Geo-Locating Your SketchUp Model

By Aidan Chopra

SketchUp is the only 3D modeling tool to be granted full access to Google’s massive storehouse of geo-wonderfulness — that’s what happens when you spend six years as a full-fledged member of the Google stable.

Follow these steps to add a geo-location snapshot to your SketchUp file:

  1. Make sure you’re online.

    All Google’s geo-data is stored on its far-flung servers; if you don’t have an Internet connection, you can’t use the geo-data.

  2. Open the SketchUp file you want to geo-locate.

    You can add a geo-location snapshot to your model anytime as you work on it. If you haven’t started modeling yet, it’s perfectly okay to add a geo-location to an empty file.

  3. Choose File→Geo-Location→Add Location from the menu bar.

    A new window that you may recognize opens: It’s a simplified version of Google Maps.

  4. Find the area where you want your model to be located.

    You can type an address into the search bar in the upper-left corner if you like. You can also just use your mouse or the controls on the left side of the window to navigate around. Scroll your mouse wheel to zoom; click and drag to pan.

    When you’re zoomed in close enough, you see a white, 1 km x 1 km square: This is the largest snapshot you can import all at once. That’s still a very big area, so you probably want to keep zooming.

  5. Click the Select Region button to display a cropping rectangle.

  6. Drag the blue pins to specify the precise corners of your geo-location snapshot, as shown.


    Try to frame an area that’s just big enough to provide a base for your model. Importing too much terrain data can bog down your computer. You can always bring in more terrain data later.

  7. Click the Grab button to add a geo-location to your SketchUp file.

    The separate window closes, and a big, colorful rectangle appears in the middle of your model. That’s your new geo-location snapshot.

  8. If you’re geo-locating a model you’ve built already, move it into position on the snapshot.

    Use the Move tool (and maybe the Rotate tool) to pick up your model and place it where it belongs. You’re not done yet, though — you still need to make sure your model is vertically situated on the terrain. Follow these steps to do just that:

    1. Choose File→Geo-location→Show Terrain to switch to the 3D version of your geo-location snapshot.

    2. Select everything you want to move and use the Move tool to start moving; tap the up- or down-arrow key to constrain your move to the blue axis.

    3. Sink your model into the terrain until it sits properly — avoid the dreaded floating model syndrome at all costs.

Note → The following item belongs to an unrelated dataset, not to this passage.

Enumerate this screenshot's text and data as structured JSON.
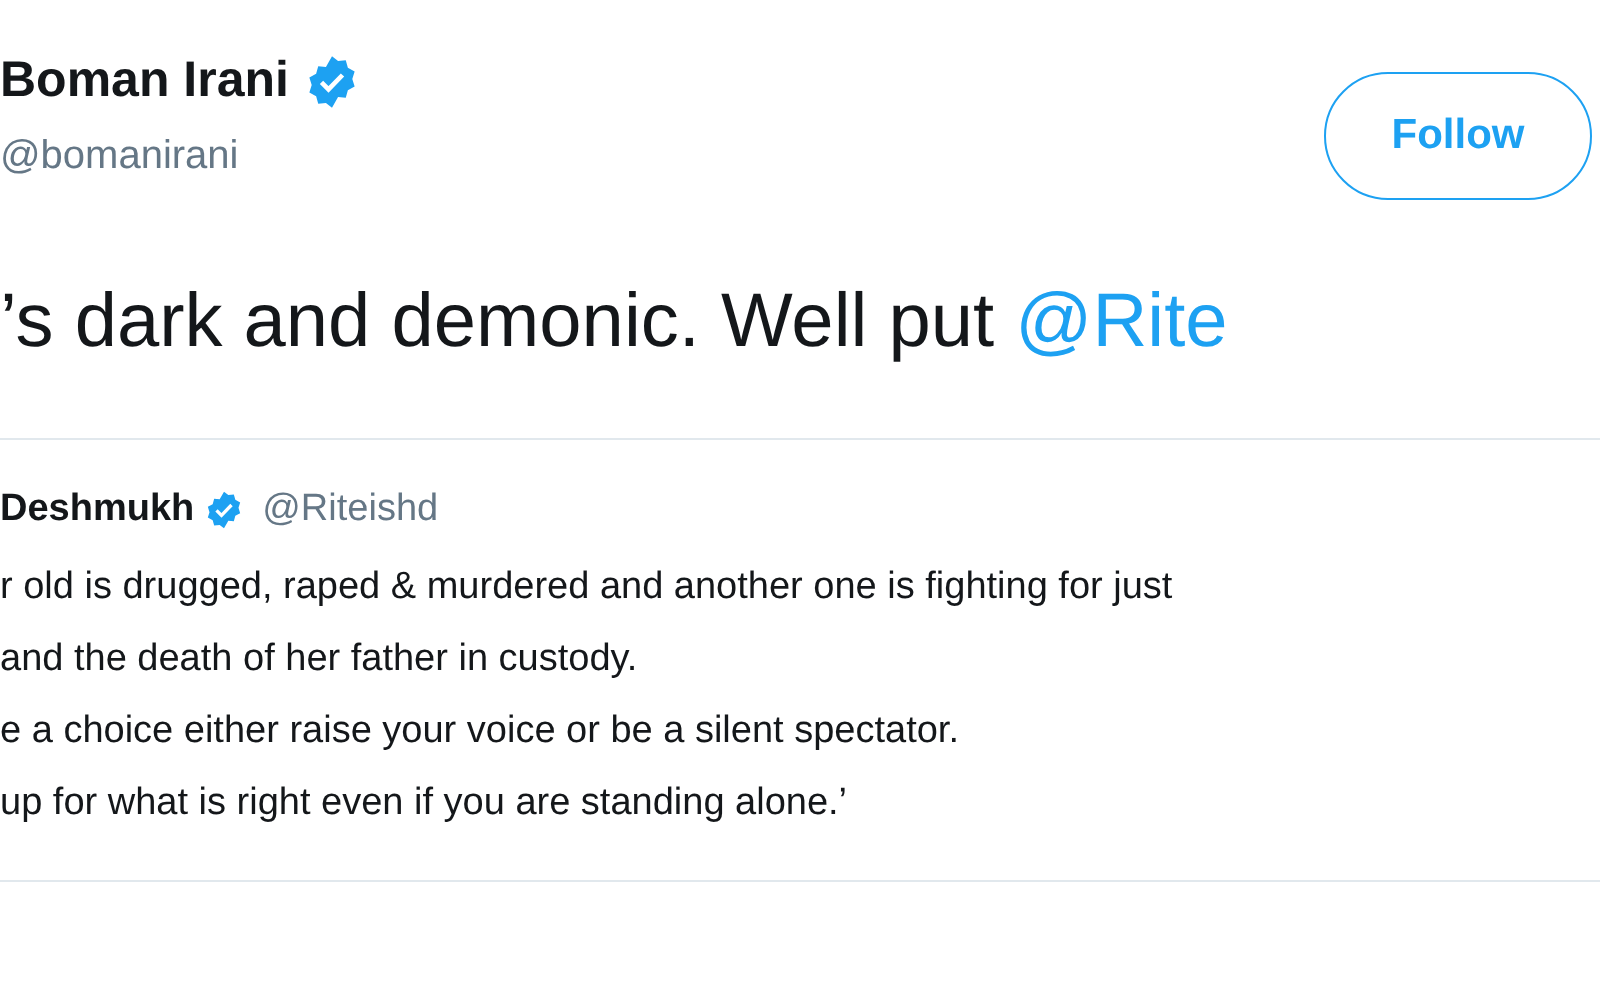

If you want to import another snapshot into SketchUp, you can. SketchUp automatically tiles all the snapshots you take to form a patchwork in your model. This feature is super-handy if you find that you didn’t get everything you needed the first time.